15. A pregnant freshwater crustacean called Daphnia magna.

16. A housefly's eye, magnified 50 times.

16. A housefly's eye, magnified 50 times.
Advertisement

17. A crystal of ascorbic acid, also known as vitamin C, reveals fascinating structures under a microscope.

17. A crystal of ascorbic acid, also known as vitamin C, reveals fascinating structures under a microscope.

18. A crystal of cristobalite suspended in quartz.

18. A crystal of cristobalite suspended in quartz.
Advertisement

19. A California two-spot octopus embryo.

19. A California two-spot octopus embryo.

20. Blood vessels in a mouse heart after it suffered a heart attack.

20. Blood vessels in a mouse heart after it suffered a heart attack.
Advertisement

In addition to those winners, 15 photos got honorable mentions. Here are the best ones, starting with this image of a moth wing.

In addition to those winners, 15 photos got honorable mentions.

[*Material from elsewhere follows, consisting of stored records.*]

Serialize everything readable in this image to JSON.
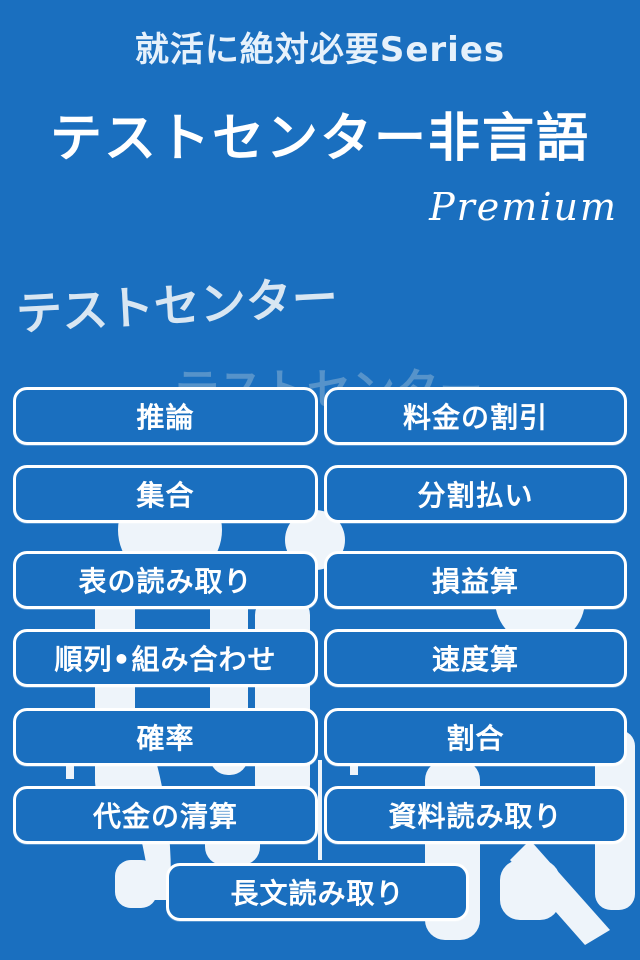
{
  "header": {
    "subtitle": "就活に絶対必要Series",
    "title": "テストセンター非言語",
    "edition": "Premium"
  },
  "section": {
    "heading": "テストセンター",
    "ghost_heading": "テストセンター"
  },
  "menu": {
    "items": [
      "推論",
      "料金の割引",
      "集合",
      "分割払い",
      "表の読み取り",
      "損益算",
      "順列•組み合わせ",
      "速度算",
      "確率",
      "割合",
      "代金の清算",
      "資料読み取り",
      "長文読み取り"
    ]
  },
  "colors": {
    "background": "#1a6fbf",
    "button_border": "#ffffff",
    "text": "#ffffff"
  }
}
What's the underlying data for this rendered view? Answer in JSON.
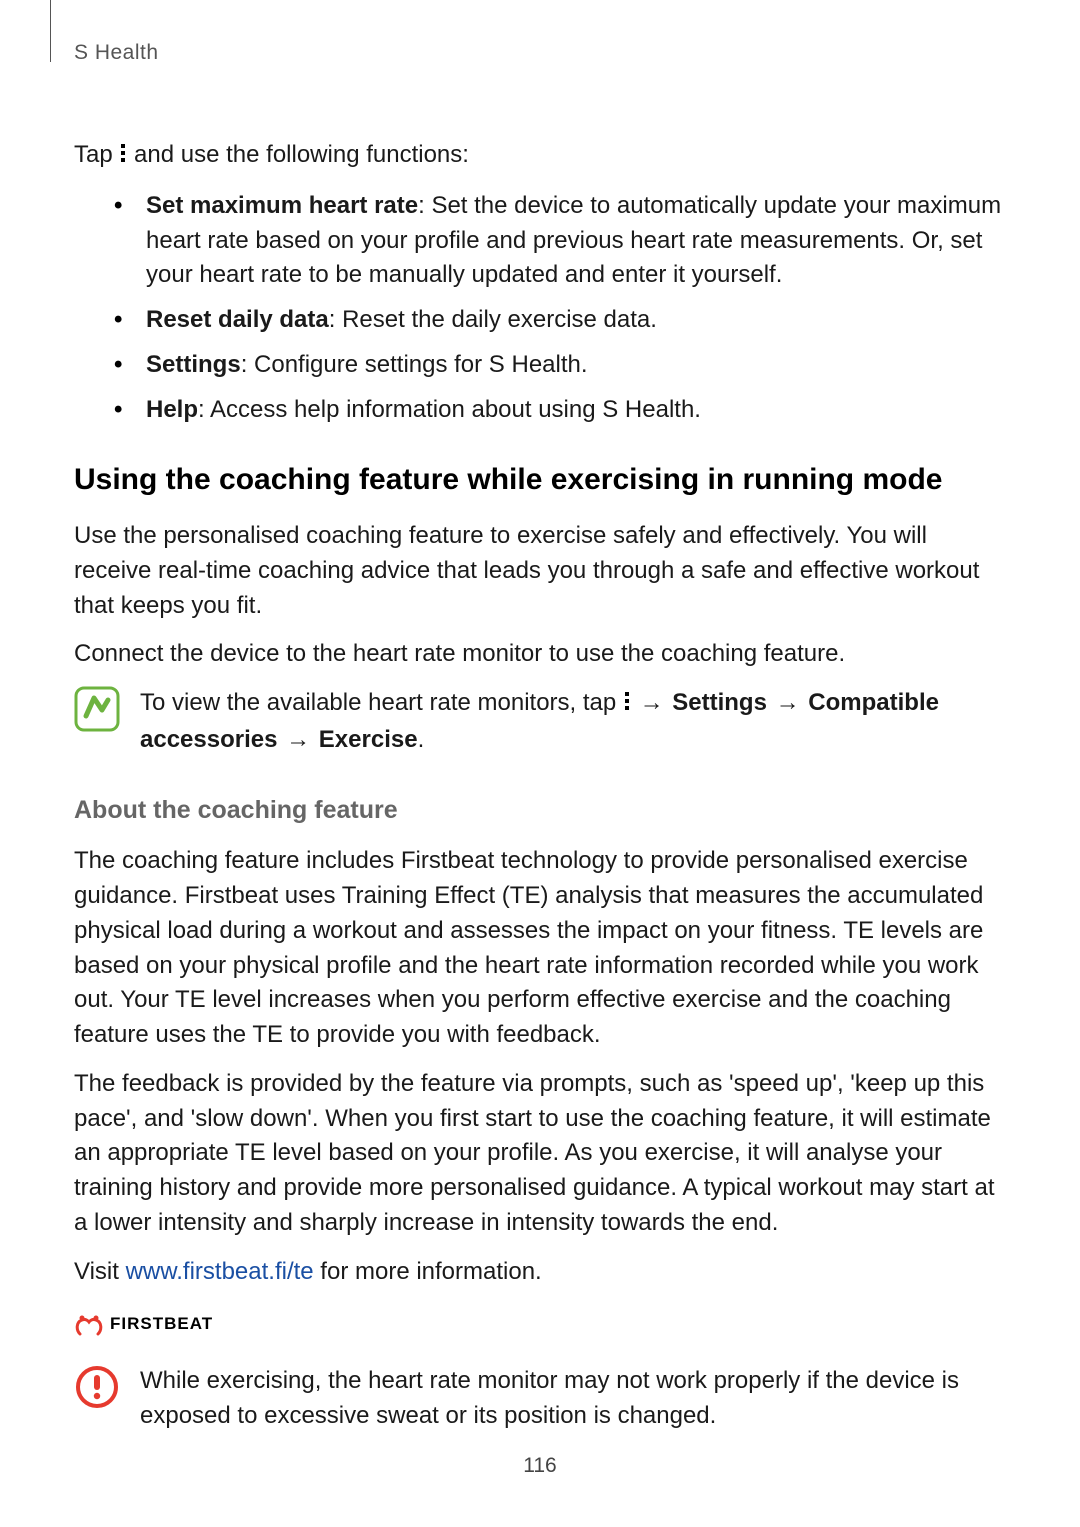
{
  "header": {
    "section": "S Health"
  },
  "page_number": "116",
  "intro": {
    "pre": "Tap ",
    "post": " and use the following functions:"
  },
  "bullets": [
    {
      "term": "Set maximum heart rate",
      "desc": ": Set the device to automatically update your maximum heart rate based on your profile and previous heart rate measurements. Or, set your heart rate to be manually updated and enter it yourself."
    },
    {
      "term": "Reset daily data",
      "desc": ": Reset the daily exercise data."
    },
    {
      "term": "Settings",
      "desc": ": Configure settings for S Health."
    },
    {
      "term": "Help",
      "desc": ": Access help information about using S Health."
    }
  ],
  "h2": "Using the coaching feature while exercising in running mode",
  "para1": "Use the personalised coaching feature to exercise safely and effectively. You will receive real-time coaching advice that leads you through a safe and effective workout that keeps you fit.",
  "para2": "Connect the device to the heart rate monitor to use the coaching feature.",
  "note1": {
    "pre": "To view the available heart rate monitors, tap ",
    "arrow": " → ",
    "settings": "Settings",
    "compat": "Compatible accessories",
    "exercise": "Exercise",
    "period": "."
  },
  "h3": "About the coaching feature",
  "para3": "The coaching feature includes Firstbeat technology to provide personalised exercise guidance. Firstbeat uses Training Effect (TE) analysis that measures the accumulated physical load during a workout and assesses the impact on your fitness. TE levels are based on your physical profile and the heart rate information recorded while you work out. Your TE level increases when you perform effective exercise and the coaching feature uses the TE to provide you with feedback.",
  "para4": "The feedback is provided by the feature via prompts, such as 'speed up', 'keep up this pace', and 'slow down'. When you first start to use the coaching feature, it will estimate an appropriate TE level based on your profile. As you exercise, it will analyse your training history and provide more personalised guidance. A typical workout may start at a lower intensity and sharply increase in intensity towards the end.",
  "visit": {
    "pre": "Visit ",
    "link": "www.firstbeat.fi/te",
    "post": " for more information."
  },
  "firstbeat_brand": "FIRSTBEAT",
  "warning": "While exercising, the heart rate monitor may not work properly if the device is exposed to excessive sweat or its position is changed."
}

Here are the best ones, starting with this image of a moth wing.

Mold grows on a plum seed.

Mold grows on a plum seed.
Advertisement

A blend of vitamin C crystals and sugar.

A blend of vitamin C crystals and sugar.

A fossilized ammonite: a sea creature that went extinct around 66 million years ago.

A fossilized ammonite: a sea creature that went extinct around 66 million years ago.
Advertisement

Amino acids, the building blocks of proteins and life, crystallized under a microscope.

Amino acids, the building blocks of proteins and life, crystallized under a microscope.

Dozens more fantastic photos received recognition from the judges as "images of distinction." This one show eggs inside a brine shrimp.

Dozens more fantastic photos received recognition from the judges as "images of distinction." This one show eggs inside a brine shrimp.
Advertisement

A cereal rye leaf curls around its stem.

A cereal rye leaf curls around its stem.

A tiny daphnia, a crustacean also known as a water flea.

A tiny daphnia, a crustacean also known as a water flea.
Advertisement

Karlsbad Sprudelstein, a type of sedimentary rock.

Karlsbad Sprudelstein, a type of sedimentary rock.

A single-celled organism called Paramecium caudatum, which had been fed yeast cells stained with red dye.

A single-celled organism called Paramecium caudatum, which had been fed yeast cells stained with red dye.
Advertisement

Molten caffeine.

Molten caffeine.

The deer-like antennae of a Haplomalachius flabellatus insect.

The deer-like antennae of a Haplomalachius flabellatus insect.
Advertisement

A mouse's mammary gland, which was grown in a lab.

A mouse's mammary gland, which was grown in a lab.

The threads of a striated muscle cell in heart tissue, which was developed from a human stem cell.

The threads of a striated muscle cell in heart tissue, which was developed from a human stem cell.
Advertisement

The magnified surface of a seed.

The magnified surface of a seed.

The sporangia structures that produce spores, tucked inside the leaf of a lady fern.

The sporangia structures that produce spores, tucked inside the leaf of a lady fern.
Advertisement

A bearing from a mechanical watch.

A bearing from a mechanical watch.

Myoepithelial cells wrapped around milk-producing sacs in a mouse's mammary gland.

Myoepithelial cells wrapped around milk-producing sacs in a mouse's mammary gland.
Advertisement

A single-celled algae called Triceratium morlandii.

A single-celled algae called Triceratium morlandii.

An ornate crystal of methylsulphonal, an organic sulfur compound.

An ornate crystal of methylsulphonal, an organic sulfur compound.
Advertisement